- Many dealers actually try to talk you out of buying a car with a stick, "You don't really want a stick; driving a stick is dumb." One of my favorites is, "You don't really want a stick, the resale value is really poor." Uh-huh, sorry, I'm not buying the car for the chump after me, I'm buying it for ME. Funny thing, when I turned my 530i 5-Speed in at lease end the dealership I turned it in to (not my selling dealer; I'd moved four states away) they really weren't all that keen about taking yet another 530i in and putting it on their used car lot. That is, they really weren't all that keen until they found out that it was a 530i with the Premium Package, Sport Package, upgraded Audio, Xenon headlights, and a 5-Speed. They put it on the lot with a price of $2,000 more than otherwise comparable 530i (automatic) models and sold it in less than a week.
- Some dealerships are so anti-stick that I've had three dealers actually refuse my down-payment on an order for a car with a stick because they were so sure that in the end I'd force them to eat the car and sell me an otherwise identical car with an automatic.
Yeah, numbers lie; if sticks were in greater supply and if they were actually marketed the way manufacturers market their models with their wiz-bang CVTs and Dual-Clutch automatics, they'd sell two, maybe three times the number of cars with sticks than they currently do.
"Also, knowing how to drive a MT and actually wanting to drive one for a daily driver are too different things. I grew up on MTs but long commutes and a lot of stop and go traffic quickly pushed me into auto trans."
Sorry, gotta say it; sounds like a cop-out to me. Over my driving lifetime I've lived and commuted in San Diego, Los Angeles, San Jose, Atlanta, Detroit, Chicago, New York, and now Boston. I have well over a million miles under my belt and every time I'm saddled with a car with an automatic (typically a rental when I'm on the road), I hate it so much that as much as I love to travel, I cannot wait to get back home and drive a car with a real transmission.
#125 of 1324 Re: Nothing's changed [shipo]
Feb 28, 2011 (9:52 pm)
Ohhh, is that attitude?
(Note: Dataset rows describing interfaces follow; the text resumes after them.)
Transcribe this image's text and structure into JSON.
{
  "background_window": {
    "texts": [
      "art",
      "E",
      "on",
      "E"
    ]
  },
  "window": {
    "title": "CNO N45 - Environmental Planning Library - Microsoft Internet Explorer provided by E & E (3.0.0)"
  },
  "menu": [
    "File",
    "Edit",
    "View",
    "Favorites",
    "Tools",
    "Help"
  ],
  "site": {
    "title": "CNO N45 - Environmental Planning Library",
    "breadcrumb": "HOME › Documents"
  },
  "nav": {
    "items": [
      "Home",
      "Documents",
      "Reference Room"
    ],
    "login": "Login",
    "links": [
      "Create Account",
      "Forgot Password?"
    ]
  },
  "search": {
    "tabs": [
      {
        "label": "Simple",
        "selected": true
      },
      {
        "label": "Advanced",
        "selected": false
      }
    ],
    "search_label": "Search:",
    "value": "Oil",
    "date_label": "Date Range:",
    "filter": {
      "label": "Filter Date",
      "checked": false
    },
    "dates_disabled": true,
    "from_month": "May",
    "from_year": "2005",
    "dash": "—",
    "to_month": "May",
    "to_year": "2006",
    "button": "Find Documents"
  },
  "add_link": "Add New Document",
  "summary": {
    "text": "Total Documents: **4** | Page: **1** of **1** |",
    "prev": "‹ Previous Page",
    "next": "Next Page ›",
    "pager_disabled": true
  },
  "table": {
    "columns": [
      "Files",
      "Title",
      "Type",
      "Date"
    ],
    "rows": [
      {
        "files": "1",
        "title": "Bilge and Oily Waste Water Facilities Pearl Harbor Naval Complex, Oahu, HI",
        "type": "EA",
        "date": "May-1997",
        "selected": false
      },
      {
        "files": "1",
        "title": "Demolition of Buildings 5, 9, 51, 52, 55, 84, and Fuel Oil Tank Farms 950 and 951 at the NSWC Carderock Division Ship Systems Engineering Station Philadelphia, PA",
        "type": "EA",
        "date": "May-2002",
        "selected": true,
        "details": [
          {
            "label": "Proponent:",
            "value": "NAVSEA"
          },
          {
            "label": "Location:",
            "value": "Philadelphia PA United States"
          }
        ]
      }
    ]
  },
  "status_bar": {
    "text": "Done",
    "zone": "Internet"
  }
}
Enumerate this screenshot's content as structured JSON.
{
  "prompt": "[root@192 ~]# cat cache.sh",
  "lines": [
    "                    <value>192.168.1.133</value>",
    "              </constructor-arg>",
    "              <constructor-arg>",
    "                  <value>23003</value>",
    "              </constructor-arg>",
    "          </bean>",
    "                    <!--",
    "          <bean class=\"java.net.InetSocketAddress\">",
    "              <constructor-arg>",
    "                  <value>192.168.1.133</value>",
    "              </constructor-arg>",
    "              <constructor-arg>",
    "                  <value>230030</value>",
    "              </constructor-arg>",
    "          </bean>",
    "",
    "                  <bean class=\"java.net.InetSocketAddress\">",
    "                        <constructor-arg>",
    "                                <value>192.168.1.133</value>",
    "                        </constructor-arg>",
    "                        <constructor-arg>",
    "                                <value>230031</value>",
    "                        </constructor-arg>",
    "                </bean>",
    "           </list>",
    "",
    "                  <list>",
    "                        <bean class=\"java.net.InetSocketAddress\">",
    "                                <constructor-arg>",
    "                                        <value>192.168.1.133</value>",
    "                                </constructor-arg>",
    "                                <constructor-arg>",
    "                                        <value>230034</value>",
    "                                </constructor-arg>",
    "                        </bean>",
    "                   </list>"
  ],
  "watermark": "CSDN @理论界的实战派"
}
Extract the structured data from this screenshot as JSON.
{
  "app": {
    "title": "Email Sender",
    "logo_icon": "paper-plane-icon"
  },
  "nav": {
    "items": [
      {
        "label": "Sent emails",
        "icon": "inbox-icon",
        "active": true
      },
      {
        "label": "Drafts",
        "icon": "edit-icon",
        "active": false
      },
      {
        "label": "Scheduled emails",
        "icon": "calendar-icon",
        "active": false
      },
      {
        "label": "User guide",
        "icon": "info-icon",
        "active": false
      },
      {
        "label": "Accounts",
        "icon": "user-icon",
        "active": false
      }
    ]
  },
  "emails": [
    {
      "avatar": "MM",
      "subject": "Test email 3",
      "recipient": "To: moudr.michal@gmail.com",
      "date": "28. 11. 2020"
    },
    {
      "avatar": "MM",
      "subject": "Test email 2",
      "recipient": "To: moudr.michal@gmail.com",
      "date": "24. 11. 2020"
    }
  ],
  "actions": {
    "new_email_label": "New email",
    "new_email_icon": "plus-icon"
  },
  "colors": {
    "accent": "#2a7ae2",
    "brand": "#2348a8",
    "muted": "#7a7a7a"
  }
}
I said I didn't; what makes you think I've gotten my hands on them in the last few hours?
Yeah, I guess it is a little attitude. So what. Just think it's funny when people try to extrapolate a few opinions in their neighboorhood or circle of friends to represent the US population as a whole. I could take a poll in my neighboorhood and probably come up with just the opposite of the response that you say you got. What does it prove? That we live in different neighborhoods? Hardly scientific or statistically relevant.
Sales numbers are sales numbers and I just find it hard to believe that all the market research people in all the auto companies have missed this great groundswell of people wanting sticks.
MTs can be fun and there are solid advantages to them. But most people don't drive for fun. Sorry, if you feel people that drive automatics are "copping out". Copping out from what exactly? The joy of rowing the gears and pushing in the clutch while you creep along at 0-25 mph for an hour and a half in rush hour traffic. If all people had to do was drive the curvies with no particular place to go, yeah, maybe they would want MTs in greater numbers. But that is sadly, not reality.